WHAT'S IT ALL ABOUT?
Expressionist Fritz Lang is best known for his masterpieces Metropolis and M. In The Big Heat, the director tries his hand at film noir, and the results are flawed but very good. For its time, The Big Heat was a vicious thriller with a particularly hard-boiled and cynical protagonist. The film also contains a surprising amount of violence toward women: No fewer than four women die in The Big Heat, and one is scarred for life in a shocking scene of sadism. This film laid the foundation for such depictions of corruption as Orson Welles's Touch of Evil.
Dave Bannion (Glenn Ford) is a good cop—a family man who plays it straight at his suburban home and at the precinct.

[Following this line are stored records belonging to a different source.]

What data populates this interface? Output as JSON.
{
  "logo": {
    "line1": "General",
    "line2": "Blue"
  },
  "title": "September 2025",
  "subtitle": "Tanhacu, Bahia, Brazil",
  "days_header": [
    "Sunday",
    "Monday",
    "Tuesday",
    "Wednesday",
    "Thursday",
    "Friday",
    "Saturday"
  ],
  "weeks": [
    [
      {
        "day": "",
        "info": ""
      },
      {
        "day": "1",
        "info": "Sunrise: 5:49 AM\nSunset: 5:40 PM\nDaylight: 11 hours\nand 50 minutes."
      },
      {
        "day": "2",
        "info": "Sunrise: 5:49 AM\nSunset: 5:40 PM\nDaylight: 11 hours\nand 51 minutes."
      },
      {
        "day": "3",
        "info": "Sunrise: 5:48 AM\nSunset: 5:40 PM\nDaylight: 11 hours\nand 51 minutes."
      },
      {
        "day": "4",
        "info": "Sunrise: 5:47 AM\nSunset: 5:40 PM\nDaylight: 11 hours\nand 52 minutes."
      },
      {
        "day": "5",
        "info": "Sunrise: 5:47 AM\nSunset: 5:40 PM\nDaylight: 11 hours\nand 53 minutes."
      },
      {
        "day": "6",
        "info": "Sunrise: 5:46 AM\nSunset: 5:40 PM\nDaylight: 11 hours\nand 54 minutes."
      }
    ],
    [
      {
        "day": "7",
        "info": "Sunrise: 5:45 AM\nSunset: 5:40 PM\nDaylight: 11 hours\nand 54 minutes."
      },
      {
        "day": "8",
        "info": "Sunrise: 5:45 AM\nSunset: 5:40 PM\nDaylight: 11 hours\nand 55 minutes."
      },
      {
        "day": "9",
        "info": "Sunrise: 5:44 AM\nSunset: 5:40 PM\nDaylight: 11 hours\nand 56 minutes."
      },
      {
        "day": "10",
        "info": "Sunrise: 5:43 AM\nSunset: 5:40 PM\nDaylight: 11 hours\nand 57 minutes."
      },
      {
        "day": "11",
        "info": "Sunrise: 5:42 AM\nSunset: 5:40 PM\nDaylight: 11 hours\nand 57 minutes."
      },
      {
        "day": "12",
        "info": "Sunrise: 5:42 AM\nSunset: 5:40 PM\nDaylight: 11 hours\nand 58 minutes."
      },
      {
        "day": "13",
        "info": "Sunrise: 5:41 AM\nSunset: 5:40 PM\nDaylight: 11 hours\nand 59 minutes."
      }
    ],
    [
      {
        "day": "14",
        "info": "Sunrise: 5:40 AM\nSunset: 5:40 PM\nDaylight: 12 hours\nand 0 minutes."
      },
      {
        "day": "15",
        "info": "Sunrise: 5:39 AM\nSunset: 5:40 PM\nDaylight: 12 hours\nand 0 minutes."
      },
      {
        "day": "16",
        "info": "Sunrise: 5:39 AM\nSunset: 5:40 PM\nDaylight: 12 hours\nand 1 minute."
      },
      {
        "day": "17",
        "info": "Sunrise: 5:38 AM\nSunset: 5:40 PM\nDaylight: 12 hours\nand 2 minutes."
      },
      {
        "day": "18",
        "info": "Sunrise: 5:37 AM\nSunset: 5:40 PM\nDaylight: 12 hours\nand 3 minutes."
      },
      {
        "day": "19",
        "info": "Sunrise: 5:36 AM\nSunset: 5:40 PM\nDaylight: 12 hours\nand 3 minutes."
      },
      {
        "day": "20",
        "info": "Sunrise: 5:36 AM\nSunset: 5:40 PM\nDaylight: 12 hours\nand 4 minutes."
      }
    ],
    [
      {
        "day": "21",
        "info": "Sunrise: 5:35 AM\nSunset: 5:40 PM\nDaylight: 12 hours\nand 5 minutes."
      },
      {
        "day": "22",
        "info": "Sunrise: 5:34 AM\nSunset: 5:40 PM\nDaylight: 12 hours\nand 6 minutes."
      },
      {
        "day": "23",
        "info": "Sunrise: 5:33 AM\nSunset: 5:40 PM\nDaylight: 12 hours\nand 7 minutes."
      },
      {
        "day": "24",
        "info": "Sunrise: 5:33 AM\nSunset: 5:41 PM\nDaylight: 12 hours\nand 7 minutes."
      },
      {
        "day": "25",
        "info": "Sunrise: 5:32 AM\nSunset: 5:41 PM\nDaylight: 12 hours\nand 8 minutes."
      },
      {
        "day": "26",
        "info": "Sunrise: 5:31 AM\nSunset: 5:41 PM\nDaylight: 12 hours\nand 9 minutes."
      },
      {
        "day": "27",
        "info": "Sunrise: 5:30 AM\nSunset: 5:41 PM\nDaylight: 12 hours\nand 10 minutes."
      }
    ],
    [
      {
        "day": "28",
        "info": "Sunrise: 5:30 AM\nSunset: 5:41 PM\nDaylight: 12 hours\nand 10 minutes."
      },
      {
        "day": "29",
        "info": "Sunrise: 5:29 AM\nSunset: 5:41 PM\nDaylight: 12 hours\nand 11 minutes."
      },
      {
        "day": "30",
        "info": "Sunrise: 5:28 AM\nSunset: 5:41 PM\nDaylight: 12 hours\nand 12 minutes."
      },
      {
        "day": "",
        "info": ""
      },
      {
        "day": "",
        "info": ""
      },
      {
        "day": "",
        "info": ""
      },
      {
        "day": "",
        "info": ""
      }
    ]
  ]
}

When a series of murders makes him aware of a deep and widespread corruption that infects even his superiors, he finds himself more and more embroiled in a nightmarish investigation. Finally, an attack on his perfect family turns Bannion ballistic, and he determines to hunt down the sleaze responsible with guns blazing. Lee Marvin is slimy and perfect as the hoodlum Vince Stone, and Gloria Grahame is feisty and fun as put-upon two-timer Debby Marsh.
I particularly enjoyed the film's depiction of Bannion's suburban bliss. His wife, Katie Bannion (Jocelyn Brando, Marlon's sister) is drop-dead gorgeous, and his daughter is cute as a button. The family's dialog is Norman Rockwell heartwarming. When tragedy strikes, you almost cheer.
When all is said and done, however, The Big Heat suffers from dull passages, and Ford never truly comes across as the cynical, hard-nosed antihero he wants to be. The plot plays out rather predictably.
HOW'S IT LOOK?
Columbia's presentation of The Big Heat is impressive. In its original 1.33:1 theatrical aspect ratio, the film exhibits some dirt and wear—particularly at the beginning—but the image is sharp throughout. Lang's careful black-and-white compositions are striking, and the noir mood comes across moodily.
HOW'S IT SOUND?
I noticed nothing exceptional about this mono presentation. All dialog is rendered naturally, and I detected no severe loss of fidelity.
WHAT ELSE IS THERE?
Extras are sparse. You get three trailers from the era of ultracool trailers: The Big Heat, The Lady From Shanghai, and Suddenly, Last Summer. Also included are lobby cards for The Big Heat.
WHAT'S LEFT TO SAY?
The Big Heat is a nifty little noir thriller that isn't quite as good as it could be. As much as I was looking forward to Glenn Ford as the good-cop-turned-mad, he ultimately disappointed—along with Lang's too-slow pace.